When it comes to drug use, teens don't want to admit taking them, even if their parents know they are engaged in substance abuse.
But there is a flip side to this story as Michael Jones reports in today's Health Minute.
Even though health experts and parents know that some teens experiment with drugs, many kids often do not voluntarily admit to using illicit drugs, even when they know they will undergo a drug test that could prove it.
In a recent study published in the Journal, Pediatrics, researchers surveyed more than 400 high-risk urban teens from low socio-economic backgrounds.
They also questioned their parents or caretakers, who were mostly female. After asking about drug use in a questionnaire, teen and parent hair samples were tested. The data found that young people were 52-percent more likely to test positive for cocaine in their hair samples than they were to actually report using cocaine on their questionnaires.
But also interesting to investigators, the study found that parents, like their children, significantly underreported their own cocaine use.
Parents were over six times more likely to test positive for cocaine use in a hair sample, and 5 and a half times more likely to test positive for opiates, than they were to report using those drugs in the questionnaire.
The researchers also found that parents played down their teens' drug use, leading the study authors to believe that questioning parents about drugs is not the best way to estimate substance use. They say other test methods are necessary to gauge the real extent of teen drug abuse.

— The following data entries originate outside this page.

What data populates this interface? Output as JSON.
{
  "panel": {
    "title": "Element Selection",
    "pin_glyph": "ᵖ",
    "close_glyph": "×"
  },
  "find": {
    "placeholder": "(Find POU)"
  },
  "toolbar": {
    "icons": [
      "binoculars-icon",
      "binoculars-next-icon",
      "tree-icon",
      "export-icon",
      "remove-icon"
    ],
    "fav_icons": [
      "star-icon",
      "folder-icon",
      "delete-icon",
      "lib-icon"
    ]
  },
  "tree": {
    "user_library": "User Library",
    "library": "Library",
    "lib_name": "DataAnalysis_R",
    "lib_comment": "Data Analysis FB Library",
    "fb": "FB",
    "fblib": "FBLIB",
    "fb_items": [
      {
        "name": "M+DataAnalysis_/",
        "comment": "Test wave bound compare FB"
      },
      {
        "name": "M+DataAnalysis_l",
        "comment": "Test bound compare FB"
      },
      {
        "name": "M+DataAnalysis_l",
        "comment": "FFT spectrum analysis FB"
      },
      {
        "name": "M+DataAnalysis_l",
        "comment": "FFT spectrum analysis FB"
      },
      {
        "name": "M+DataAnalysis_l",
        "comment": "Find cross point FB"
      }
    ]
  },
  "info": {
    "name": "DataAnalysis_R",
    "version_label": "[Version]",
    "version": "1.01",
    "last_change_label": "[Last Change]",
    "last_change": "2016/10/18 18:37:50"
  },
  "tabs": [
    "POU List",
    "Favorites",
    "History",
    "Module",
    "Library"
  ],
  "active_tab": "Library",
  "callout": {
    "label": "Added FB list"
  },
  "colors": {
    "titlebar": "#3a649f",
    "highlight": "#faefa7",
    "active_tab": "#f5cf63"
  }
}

For Today's Health Minute, I'm Michael Jones.
Viewers with disabilities can get assistance accessing this station's FCC Public Inspection File by contacting the station with the information listed below. Questions or concerns relating to the accessibility of the FCC's online public file system should be directed to the FCC at 888-225-5322, 888-835-5322 (TTY), or firstname.lastname@example.org.